→ **Action item**: Each entry below must be repeated word for word.

→ **Records shown**:
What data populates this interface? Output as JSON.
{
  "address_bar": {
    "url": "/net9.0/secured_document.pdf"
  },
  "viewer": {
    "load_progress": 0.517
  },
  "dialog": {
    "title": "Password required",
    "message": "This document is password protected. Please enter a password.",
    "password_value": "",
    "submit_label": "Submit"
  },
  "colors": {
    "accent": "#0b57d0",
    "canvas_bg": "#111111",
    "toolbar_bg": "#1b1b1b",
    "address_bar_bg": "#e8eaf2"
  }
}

→ **Response to this task**:
What data populates this interface? Output as JSON.
{
  "address_bar": {
    "url": "/net9.0/secured_document.pdf"
  },
  "viewer": {
    "load_progress": 0.517
  },
  "dialog": {
    "title": "Password required",
    "message": "This document is password protected. Please enter a password.",
    "password_value": "",
    "submit_label": "Submit"
  },
  "colors": {
    "accent": "#0b57d0",
    "canvas_bg": "#111111",
    "toolbar_bg": "#1b1b1b",
    "address_bar_bg": "#e8eaf2"
  }
}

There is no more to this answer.